Although lean workstations appear much the same as their more traditional brethren, they are, in fact, inherently different.

"With a lean workstation, everything must be choreographed like an orchestra, so that every movement has a purpose," says Rick Harris, president of Harris Lean Systems Inc. "It requires a new way of thinking. Traditionally, most workstations were laid out for the material handler's convenience, not for the value-adding operator."

Assemblers creating lean workstations should focus on critical operator issues, such as safety, ergonomics, and getting parts and tools in place, so they can be located quickly and efficiently. A lean workstation puts all the required assembly materials at the operator's fingertips. They are strategically positioned so assemblers can reach for tools or parts without even looking.

Unfortunately, workstations are notorious for being sources of waste. This is because tools and parts are often located in such a way that an operator needs to walk or reach around or over something to get what he needs-a situation made all more problematic when dealing with heavy objects that can cause muscle strain.

Quarterman Lee, president of Strategos Inc., believes it may be time for engineers to resurrect the principles of motion economy that were codified in the 1930s and then successfully applied during World War II. "In its fascination with computers, American industry pretty much forgot about motion economy during the 1960s," Lee says. "When lean manufacturing was re-imported from Japan, motion economy was left behind.

With this in mind, manufacturing engineers need to become familiar with the basic principles of ergonomics. For example, it's important to have an understanding of the three primary ergonomic operating zones: the optimum work zone, the optimum grab zone and the maximum grab zone. Parts presentation, the assembly sequence and tool organization should all be limited to the optimum zones as much as possible.

"It's important to remember that people move in arcs, not straight lines," says Chris McIntyre, president of Ergonomics at Work Inc. "Too many workstations tend to be designed as a rectangular desk. As you move parts and tools further out from the side of the body, they become harder to reach."

Remember that ergonomic reach zones extend both vertically and horizontally, and tasks performed below shoulder height are less fatiguing than those that take place higher up. Routinely used tools and parts should be placed within horizontal reach and work zones whenever possible. If reaches become excessive, engineers should consider splitting the assembly operation into two separate tasks.

Also, whereas in a traditional workstation, parts and tools tend to spread out horizontally across a work surface, in a lean workstation, there is a more vertical presentation so tools and parts are closer to the operator. "This reduces space and wasted time spent looking for materials," says Eric Dotson, general manager for Treston.

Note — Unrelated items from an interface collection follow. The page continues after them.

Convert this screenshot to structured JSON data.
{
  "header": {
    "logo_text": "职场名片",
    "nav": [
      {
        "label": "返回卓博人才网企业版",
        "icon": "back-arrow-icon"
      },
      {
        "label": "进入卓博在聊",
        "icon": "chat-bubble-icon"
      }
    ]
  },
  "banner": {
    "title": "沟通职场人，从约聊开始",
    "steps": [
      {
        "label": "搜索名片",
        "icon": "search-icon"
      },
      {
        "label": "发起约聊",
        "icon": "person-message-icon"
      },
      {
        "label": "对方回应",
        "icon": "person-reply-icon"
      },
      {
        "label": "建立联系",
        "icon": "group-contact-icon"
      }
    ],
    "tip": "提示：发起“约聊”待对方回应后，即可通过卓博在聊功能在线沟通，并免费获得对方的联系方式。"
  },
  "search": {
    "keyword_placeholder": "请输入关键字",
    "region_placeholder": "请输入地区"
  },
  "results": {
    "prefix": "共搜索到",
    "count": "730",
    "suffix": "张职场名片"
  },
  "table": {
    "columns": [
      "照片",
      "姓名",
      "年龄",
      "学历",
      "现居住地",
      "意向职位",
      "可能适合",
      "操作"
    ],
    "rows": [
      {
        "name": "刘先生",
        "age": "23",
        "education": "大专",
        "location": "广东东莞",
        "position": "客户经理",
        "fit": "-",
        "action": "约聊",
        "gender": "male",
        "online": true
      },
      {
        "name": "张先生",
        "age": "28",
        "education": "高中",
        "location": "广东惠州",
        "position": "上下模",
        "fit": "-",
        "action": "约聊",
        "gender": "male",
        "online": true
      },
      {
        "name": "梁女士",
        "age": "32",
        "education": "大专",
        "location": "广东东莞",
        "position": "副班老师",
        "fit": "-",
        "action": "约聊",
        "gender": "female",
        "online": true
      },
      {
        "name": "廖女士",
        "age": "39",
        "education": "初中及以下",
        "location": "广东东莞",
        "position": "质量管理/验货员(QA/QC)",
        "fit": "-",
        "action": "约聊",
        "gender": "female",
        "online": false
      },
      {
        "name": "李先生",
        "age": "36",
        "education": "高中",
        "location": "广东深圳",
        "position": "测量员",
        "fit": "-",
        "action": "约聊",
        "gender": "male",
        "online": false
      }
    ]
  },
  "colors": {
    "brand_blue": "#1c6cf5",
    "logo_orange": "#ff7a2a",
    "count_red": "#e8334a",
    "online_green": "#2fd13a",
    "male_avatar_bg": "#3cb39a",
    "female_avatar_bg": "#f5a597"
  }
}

Throughout this process, keep in mind that it may be necessary to determine whether it's more important for operators to be able to access tools or parts more efficiently. In a high-volume situation, for example, the key may be easy access to the different components that go into each assembly. On the other hand, in a low-throughput environment where a single operator may be performing a number of different operations on a single workpiece, access to assembly tools may be the priority.

Finally, don't forget your operators. John O'Kelly, president of Newcastle Systems, suggests that assemblers carefully examine how a procedure is being performed and ask operators a series of questions, such as: What are your pains or annoyances? How does the workstation fit within the facility environment? What happens before and after the product arrives at the workstation? What do you want to change about the work area? What do you like about it?

These factors affect the size and shape of the workstation, the choice and placement of accessories, and whether the workstation should be mobile or stationary. "Document the different tasks that need to be performed at the workstation and the accessories that may be able to provide relief. Use the information from the operator to find modular workstations that provide variety in surfaces, configurations or sizes, such as height, depth and width," O'Kelly says.

Put together a mockup of the workstation and let operators "try it on" for size. "Many to do a mockup of the workstation, using cardboard, Styrofoam and PVC pipe," says Harris. "We always invite the operator in during this simulation. He becomes the king. We put him in his work envelope and let him evaluate it."

While working with your operator on the shop floor, don't hesitate to pick up the tools and trying performing the assembly yourself. "Engineers need to step in and do the task to get a better perspective," says McIntyre. "Try it yourself. Try working at the workstations you design. Ask questions such as: How much force do I have to use? What position do I have to use?"